What gives wine a ‘buttery’ taste?

23 October 2019 Katie McDonald

Ever drank wine and thought it tasted resoundingly similar to butter? 

Before you start imagining winemakers scooping dollops of freshly churned butter into barrels, we’ve turned to our inhouse expert, Omrah Winemaker Chris Murtha to explain. 

“There is actually a very specific compound called diacetyl that makes a wine taste buttery,” Chris says.  

Dia what…?

“Yep, Diacetyl helps to soften a wine and gives it a bit more richness.

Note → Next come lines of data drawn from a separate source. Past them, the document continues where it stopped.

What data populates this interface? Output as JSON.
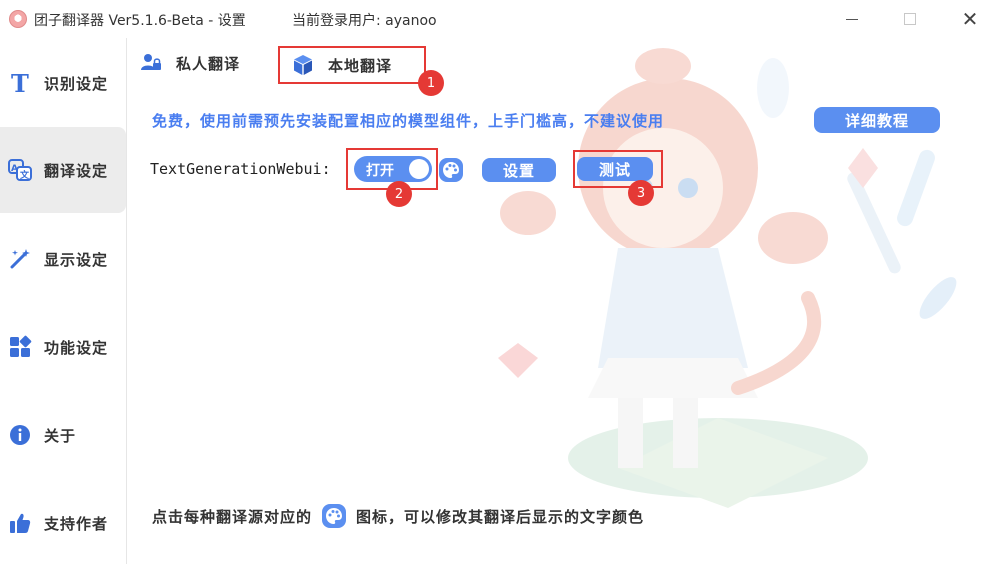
{
  "window": {
    "title": "团子翻译器 Ver5.1.6-Beta - 设置",
    "login_status": "当前登录用户: ayanoo",
    "close_glyph": "✕"
  },
  "sidebar": {
    "items": [
      {
        "label": "识别设定",
        "icon": "text-t-icon"
      },
      {
        "label": "翻译设定",
        "icon": "translate-icon",
        "active": true
      },
      {
        "label": "显示设定",
        "icon": "magic-wand-icon"
      },
      {
        "label": "功能设定",
        "icon": "grid-apps-icon"
      },
      {
        "label": "关于",
        "icon": "info-icon"
      },
      {
        "label": "支持作者",
        "icon": "thumbs-up-icon"
      }
    ]
  },
  "tabs": [
    {
      "label": "私人翻译",
      "icon": "user-lock-icon"
    },
    {
      "label": "本地翻译",
      "icon": "cube-icon",
      "active": true
    }
  ],
  "annotations": [
    "1",
    "2",
    "3"
  ],
  "content": {
    "description": "免费，使用前需预先安装配置相应的模型组件，上手门槛高，不建议使用",
    "tutorial_button": "详细教程",
    "engine_label": "TextGenerationWebui:",
    "toggle_label": "打开",
    "toggle_on": true,
    "settings_button": "设置",
    "test_button": "测试",
    "footer_prefix": "点击每种翻译源对应的",
    "footer_suffix": "图标，可以修改其翻译后显示的文字颜色"
  },
  "colors": {
    "accent": "#5b8ff0",
    "highlight": "#e53935",
    "description_text": "#4a7ef0"
  }
}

This is something you’ll taste typically in Chardonnay,” he says. 

As the scientists at The Australian Wine Research Institute put it, ‘diacetyl is formed through the metabolism of citric acid’. 
Still lost? 

Organic diacetyl, also referred to as ‘Malolactic Fermentation’, occurs when malic acid in wine turns into a ‘creamier’ lactic acid (the same type of acid in milk).  

So in layman’s terms; special kinds of bacteria work their magic on malic acid to give it the ‘ultimate makeover’ resulting in its transformation into lactic acid – aka a new ‘smooth’ identity. 

Basically, next time you’re sipping on a Chardy or a rich red, all you need to know is that it’s not the butter found in your local supermarket that gives your wine that taste and texture.